Copy each line of the records below that mentions the word "file".

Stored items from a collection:
----------

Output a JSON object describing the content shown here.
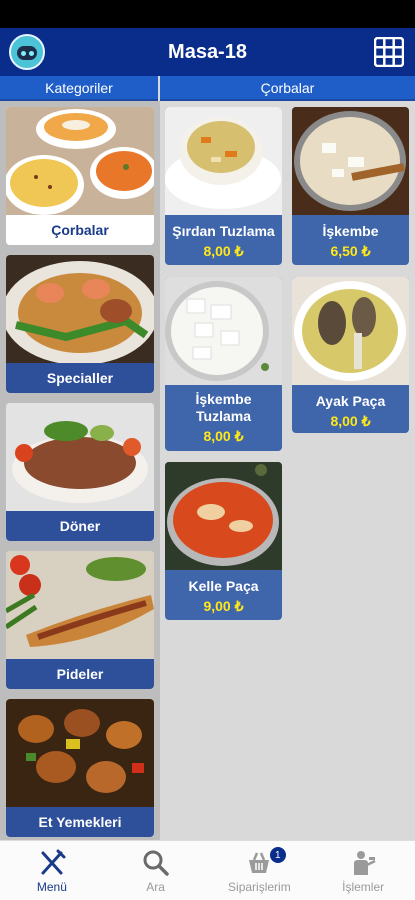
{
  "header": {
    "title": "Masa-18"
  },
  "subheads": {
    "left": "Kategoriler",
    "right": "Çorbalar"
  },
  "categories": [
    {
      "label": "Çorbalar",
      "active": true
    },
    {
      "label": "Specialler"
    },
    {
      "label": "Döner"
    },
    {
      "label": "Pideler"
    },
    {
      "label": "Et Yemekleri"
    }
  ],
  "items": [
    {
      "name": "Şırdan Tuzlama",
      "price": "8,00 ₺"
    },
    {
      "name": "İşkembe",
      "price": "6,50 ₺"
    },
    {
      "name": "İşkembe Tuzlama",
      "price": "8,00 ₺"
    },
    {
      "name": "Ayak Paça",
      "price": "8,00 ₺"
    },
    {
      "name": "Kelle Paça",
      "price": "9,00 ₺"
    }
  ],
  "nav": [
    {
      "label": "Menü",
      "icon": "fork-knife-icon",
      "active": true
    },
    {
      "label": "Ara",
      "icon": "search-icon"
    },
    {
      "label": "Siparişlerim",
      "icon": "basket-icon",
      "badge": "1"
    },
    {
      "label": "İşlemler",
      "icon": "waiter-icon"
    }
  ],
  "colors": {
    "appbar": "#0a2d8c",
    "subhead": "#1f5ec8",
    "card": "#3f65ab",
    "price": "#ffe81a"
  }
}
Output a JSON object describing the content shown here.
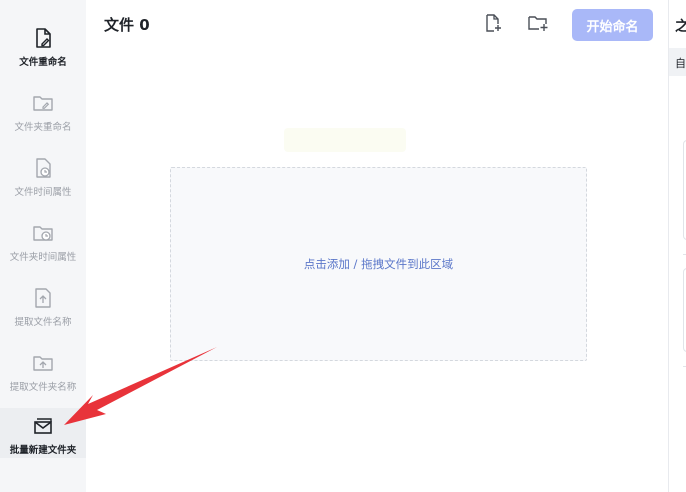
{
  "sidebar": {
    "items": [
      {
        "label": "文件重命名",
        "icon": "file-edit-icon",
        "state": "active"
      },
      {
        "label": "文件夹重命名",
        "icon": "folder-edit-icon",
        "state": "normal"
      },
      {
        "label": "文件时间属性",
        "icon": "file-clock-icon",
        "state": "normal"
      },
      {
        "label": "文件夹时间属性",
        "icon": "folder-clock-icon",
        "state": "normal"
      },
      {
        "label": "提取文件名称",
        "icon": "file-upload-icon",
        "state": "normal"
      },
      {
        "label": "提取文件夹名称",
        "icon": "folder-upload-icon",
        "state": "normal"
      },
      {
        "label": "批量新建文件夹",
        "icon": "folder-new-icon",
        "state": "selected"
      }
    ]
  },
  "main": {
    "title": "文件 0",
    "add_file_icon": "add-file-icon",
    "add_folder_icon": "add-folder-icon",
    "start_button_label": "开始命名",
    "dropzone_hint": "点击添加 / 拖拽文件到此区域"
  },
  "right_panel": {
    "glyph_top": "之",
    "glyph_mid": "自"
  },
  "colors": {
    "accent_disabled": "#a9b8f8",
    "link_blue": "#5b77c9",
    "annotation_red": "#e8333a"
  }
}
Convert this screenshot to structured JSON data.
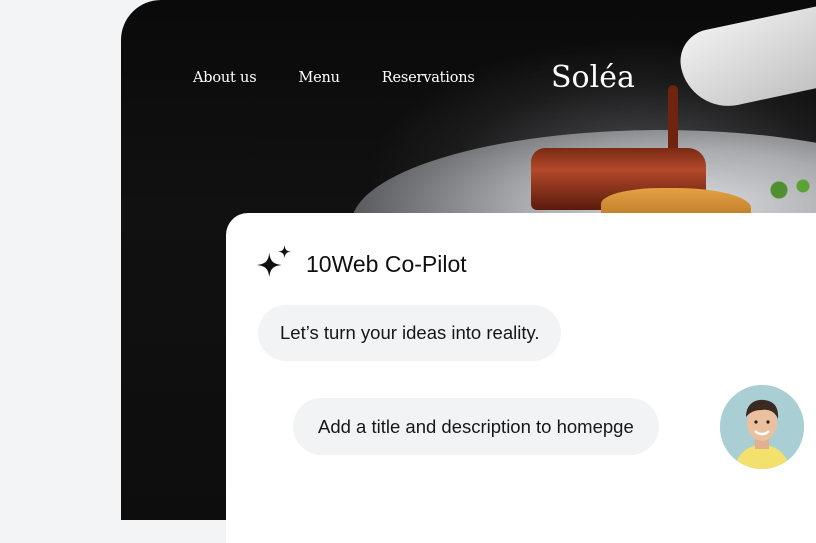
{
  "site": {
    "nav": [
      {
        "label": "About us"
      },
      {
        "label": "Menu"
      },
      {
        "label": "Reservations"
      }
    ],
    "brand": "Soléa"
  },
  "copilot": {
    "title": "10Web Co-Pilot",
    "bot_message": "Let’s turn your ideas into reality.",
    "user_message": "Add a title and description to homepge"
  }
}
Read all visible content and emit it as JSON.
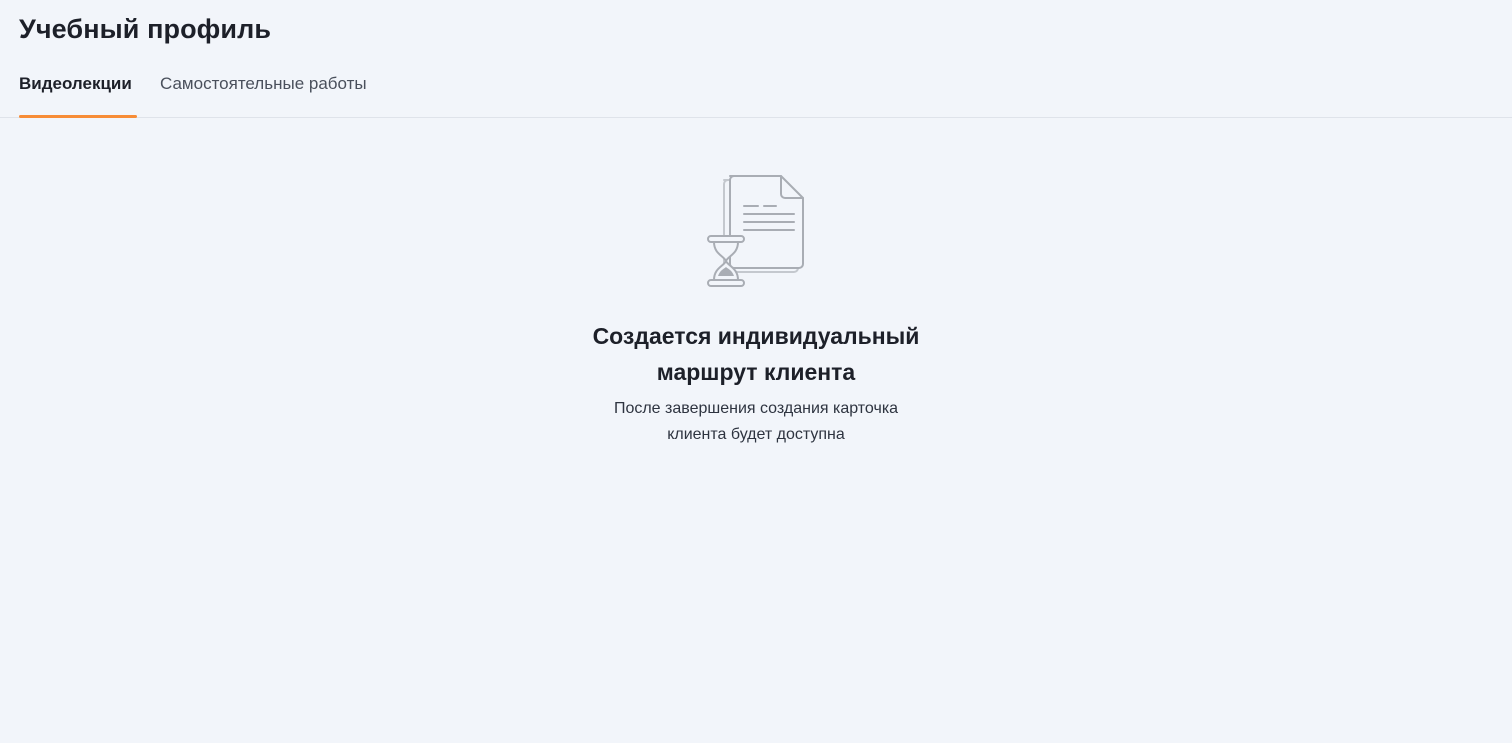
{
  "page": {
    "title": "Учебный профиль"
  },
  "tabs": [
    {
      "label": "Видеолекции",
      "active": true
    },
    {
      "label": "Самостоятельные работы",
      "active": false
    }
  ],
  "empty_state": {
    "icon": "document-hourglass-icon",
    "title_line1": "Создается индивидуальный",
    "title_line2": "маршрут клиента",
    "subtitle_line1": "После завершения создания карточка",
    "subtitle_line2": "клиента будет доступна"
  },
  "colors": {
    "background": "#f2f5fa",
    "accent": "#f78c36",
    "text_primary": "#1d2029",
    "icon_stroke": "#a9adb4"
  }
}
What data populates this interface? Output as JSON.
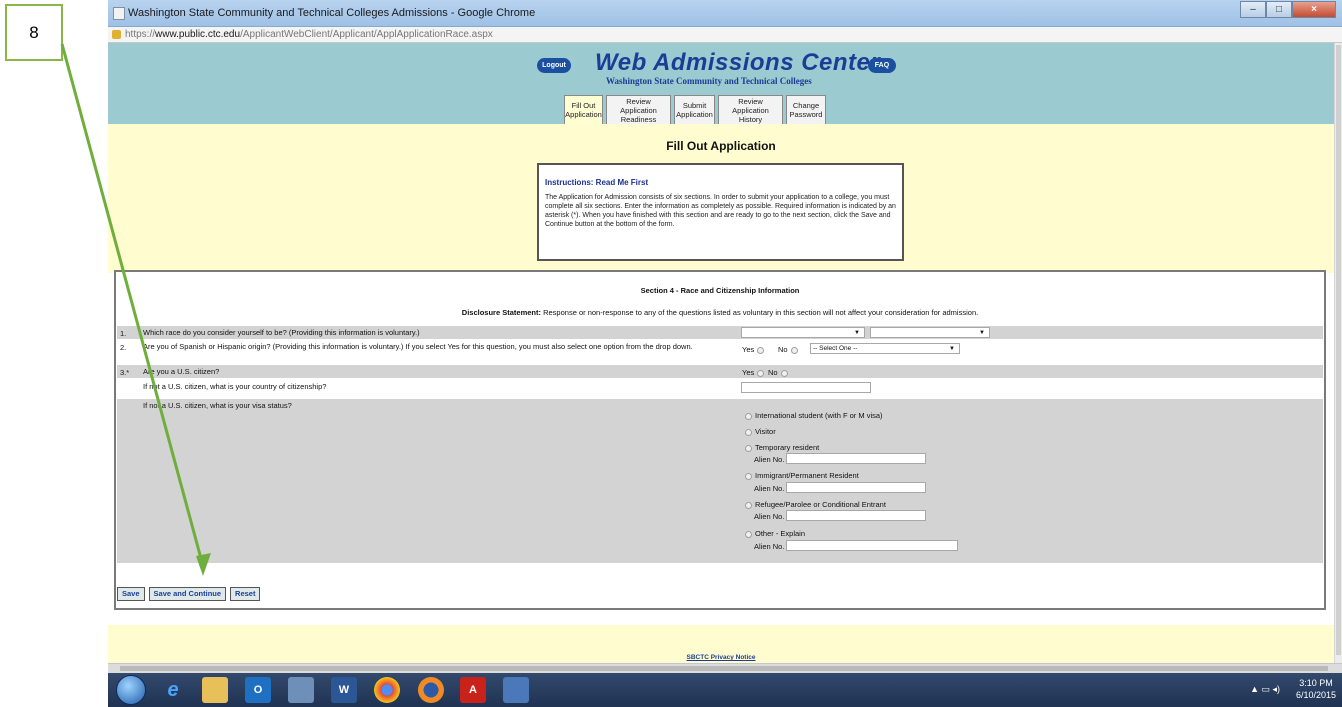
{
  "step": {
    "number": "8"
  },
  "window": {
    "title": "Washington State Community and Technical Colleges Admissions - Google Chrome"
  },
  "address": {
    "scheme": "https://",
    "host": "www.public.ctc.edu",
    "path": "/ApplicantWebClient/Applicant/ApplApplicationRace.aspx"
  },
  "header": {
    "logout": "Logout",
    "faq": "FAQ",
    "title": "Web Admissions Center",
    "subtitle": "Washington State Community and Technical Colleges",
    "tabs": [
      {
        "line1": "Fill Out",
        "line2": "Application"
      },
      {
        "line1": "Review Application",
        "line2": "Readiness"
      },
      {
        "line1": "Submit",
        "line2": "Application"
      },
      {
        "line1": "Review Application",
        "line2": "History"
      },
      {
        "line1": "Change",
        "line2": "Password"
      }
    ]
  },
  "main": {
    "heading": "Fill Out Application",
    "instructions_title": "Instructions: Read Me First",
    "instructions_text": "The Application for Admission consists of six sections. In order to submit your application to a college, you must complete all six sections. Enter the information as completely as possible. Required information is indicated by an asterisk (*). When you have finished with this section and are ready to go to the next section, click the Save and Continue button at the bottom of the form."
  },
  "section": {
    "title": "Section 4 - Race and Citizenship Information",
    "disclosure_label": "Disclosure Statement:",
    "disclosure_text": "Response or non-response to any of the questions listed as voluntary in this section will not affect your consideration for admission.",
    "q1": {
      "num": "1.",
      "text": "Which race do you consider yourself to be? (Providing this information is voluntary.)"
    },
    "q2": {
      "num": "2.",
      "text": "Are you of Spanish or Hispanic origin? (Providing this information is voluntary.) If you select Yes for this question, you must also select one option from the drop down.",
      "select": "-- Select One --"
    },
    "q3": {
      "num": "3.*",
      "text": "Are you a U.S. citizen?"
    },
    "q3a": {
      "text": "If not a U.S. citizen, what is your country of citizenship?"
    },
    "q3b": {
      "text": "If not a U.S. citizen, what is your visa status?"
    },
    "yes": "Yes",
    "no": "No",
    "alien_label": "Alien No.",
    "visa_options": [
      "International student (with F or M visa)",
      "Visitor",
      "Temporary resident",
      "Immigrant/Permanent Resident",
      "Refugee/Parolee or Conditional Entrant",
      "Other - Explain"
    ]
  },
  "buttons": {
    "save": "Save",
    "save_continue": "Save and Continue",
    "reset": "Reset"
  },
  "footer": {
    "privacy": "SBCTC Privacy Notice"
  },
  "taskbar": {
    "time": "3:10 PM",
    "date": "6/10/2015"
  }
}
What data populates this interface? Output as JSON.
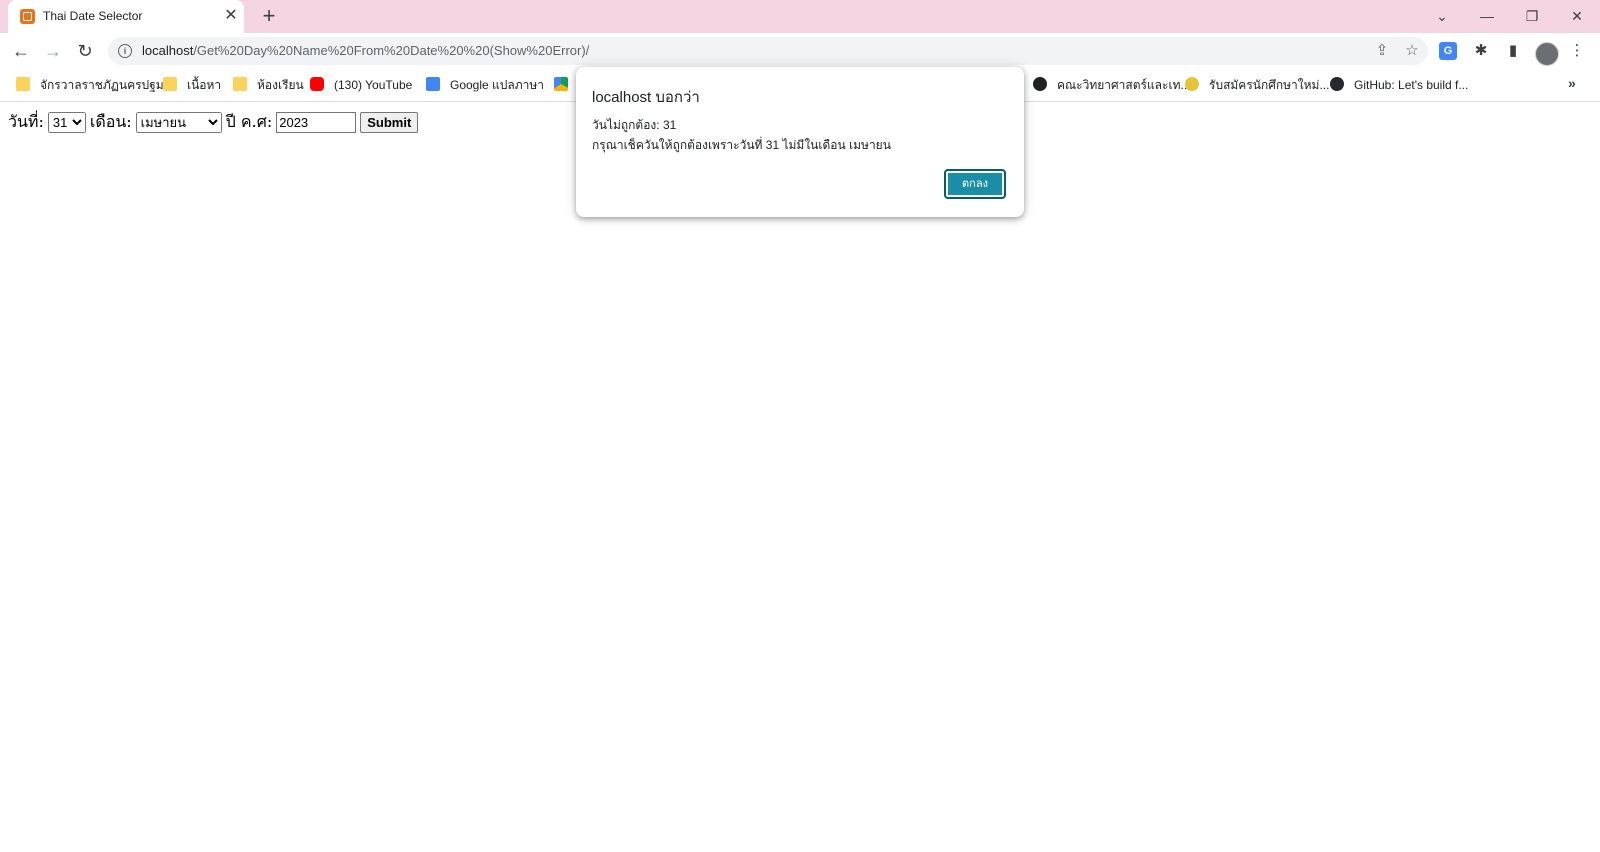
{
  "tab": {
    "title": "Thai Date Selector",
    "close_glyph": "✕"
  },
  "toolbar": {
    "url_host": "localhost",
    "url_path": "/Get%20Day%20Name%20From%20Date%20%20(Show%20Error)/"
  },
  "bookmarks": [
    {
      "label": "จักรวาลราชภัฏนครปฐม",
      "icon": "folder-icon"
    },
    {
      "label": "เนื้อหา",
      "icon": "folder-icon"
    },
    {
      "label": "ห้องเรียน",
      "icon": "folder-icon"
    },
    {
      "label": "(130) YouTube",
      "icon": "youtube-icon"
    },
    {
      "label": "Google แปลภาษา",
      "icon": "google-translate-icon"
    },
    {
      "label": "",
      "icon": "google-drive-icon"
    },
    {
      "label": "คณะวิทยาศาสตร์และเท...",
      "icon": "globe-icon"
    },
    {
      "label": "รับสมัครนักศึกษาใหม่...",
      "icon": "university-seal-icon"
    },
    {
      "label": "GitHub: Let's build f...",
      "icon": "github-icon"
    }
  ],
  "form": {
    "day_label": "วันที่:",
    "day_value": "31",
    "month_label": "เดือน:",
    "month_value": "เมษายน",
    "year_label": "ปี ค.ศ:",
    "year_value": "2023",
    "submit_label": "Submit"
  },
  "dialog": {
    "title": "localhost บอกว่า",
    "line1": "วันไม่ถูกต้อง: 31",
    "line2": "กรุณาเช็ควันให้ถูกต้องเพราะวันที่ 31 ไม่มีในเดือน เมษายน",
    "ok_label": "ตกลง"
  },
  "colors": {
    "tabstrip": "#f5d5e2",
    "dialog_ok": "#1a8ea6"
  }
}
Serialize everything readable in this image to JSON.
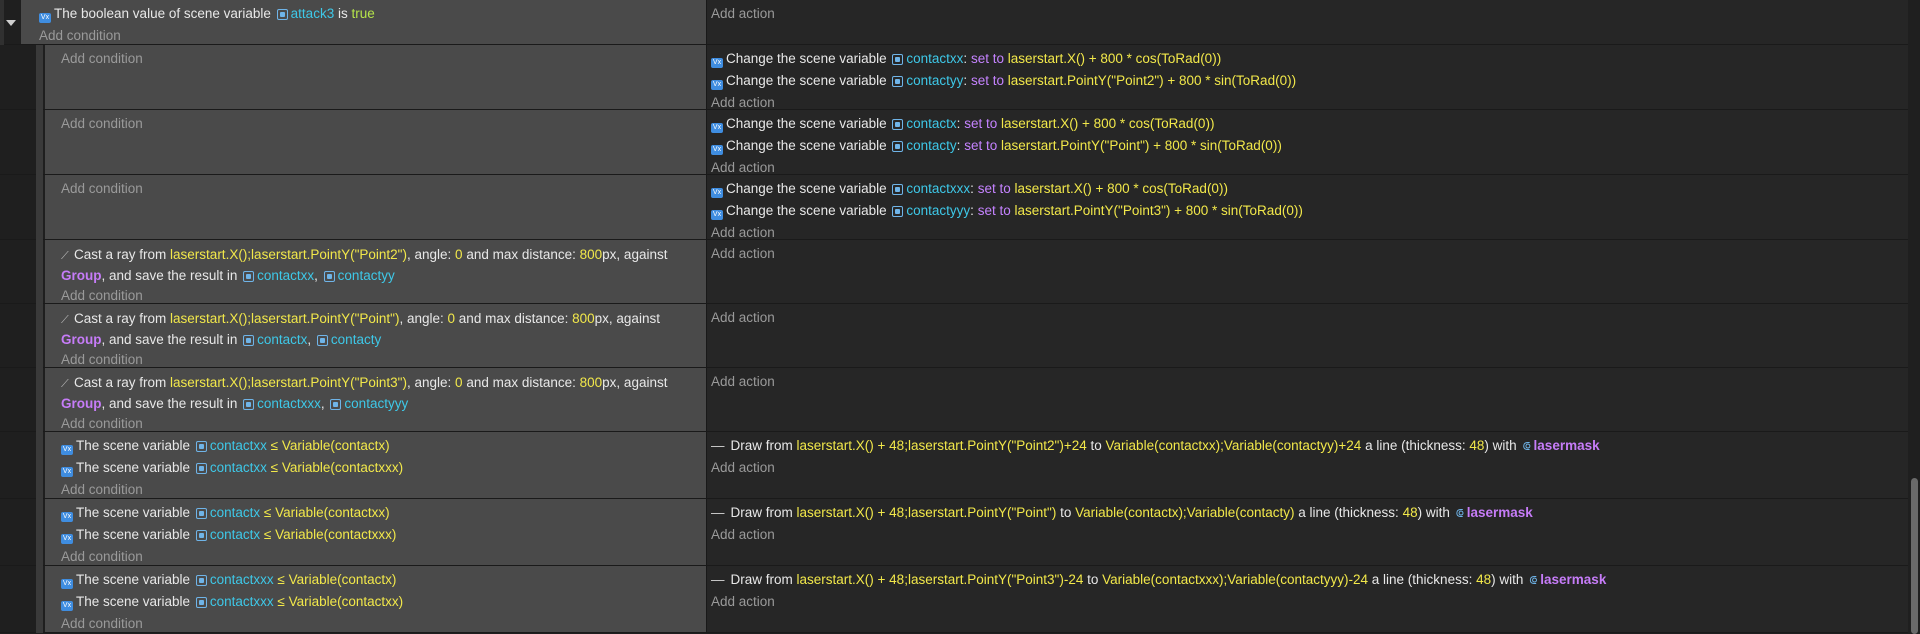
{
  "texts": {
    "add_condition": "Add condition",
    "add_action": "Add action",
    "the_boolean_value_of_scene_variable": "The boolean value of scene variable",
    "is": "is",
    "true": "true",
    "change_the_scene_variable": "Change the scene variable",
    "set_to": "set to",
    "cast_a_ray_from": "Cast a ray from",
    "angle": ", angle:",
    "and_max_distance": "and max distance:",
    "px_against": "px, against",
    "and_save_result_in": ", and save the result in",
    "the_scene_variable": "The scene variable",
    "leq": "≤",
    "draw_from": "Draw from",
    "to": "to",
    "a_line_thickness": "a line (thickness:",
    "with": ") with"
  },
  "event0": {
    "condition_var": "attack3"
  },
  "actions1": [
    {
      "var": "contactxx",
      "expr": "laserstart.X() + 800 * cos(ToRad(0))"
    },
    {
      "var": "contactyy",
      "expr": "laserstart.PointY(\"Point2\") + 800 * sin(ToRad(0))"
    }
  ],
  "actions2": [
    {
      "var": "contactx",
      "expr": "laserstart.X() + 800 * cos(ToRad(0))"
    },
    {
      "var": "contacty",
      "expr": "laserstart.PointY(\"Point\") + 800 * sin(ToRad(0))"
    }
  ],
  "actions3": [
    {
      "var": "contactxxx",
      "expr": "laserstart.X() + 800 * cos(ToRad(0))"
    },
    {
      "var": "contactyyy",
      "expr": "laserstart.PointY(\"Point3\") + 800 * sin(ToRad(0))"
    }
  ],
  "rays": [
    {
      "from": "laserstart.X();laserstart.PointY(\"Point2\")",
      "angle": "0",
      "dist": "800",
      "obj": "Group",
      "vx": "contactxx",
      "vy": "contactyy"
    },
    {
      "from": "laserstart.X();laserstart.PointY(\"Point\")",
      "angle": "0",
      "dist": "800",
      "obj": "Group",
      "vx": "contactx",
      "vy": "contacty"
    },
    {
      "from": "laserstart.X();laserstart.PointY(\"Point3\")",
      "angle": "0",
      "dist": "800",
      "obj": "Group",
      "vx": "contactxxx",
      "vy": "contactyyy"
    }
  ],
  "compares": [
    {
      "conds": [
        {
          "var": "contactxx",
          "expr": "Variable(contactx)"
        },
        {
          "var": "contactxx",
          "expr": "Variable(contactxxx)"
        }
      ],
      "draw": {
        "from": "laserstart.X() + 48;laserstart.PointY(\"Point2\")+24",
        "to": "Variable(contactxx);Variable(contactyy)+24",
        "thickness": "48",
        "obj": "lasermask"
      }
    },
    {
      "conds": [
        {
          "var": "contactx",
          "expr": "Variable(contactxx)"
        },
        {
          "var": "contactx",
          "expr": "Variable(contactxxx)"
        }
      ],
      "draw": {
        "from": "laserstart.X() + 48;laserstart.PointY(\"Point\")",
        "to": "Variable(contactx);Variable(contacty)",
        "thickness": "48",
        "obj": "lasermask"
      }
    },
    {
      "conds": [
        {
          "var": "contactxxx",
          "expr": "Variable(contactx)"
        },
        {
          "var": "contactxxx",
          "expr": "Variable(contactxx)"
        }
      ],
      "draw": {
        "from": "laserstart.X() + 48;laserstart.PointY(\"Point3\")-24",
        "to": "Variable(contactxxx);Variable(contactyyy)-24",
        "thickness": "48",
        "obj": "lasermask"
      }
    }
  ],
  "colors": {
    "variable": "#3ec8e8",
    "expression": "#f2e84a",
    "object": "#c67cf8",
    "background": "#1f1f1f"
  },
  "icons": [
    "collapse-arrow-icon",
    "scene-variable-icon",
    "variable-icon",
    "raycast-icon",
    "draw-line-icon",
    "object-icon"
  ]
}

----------

ANSWER TO THE PROBLEM:
        "icon": "file-edit-icon",
        "icon": "file-clock-icon",
        "icon": "file-upload-icon",
    "add_file_icon": "add-file-icon",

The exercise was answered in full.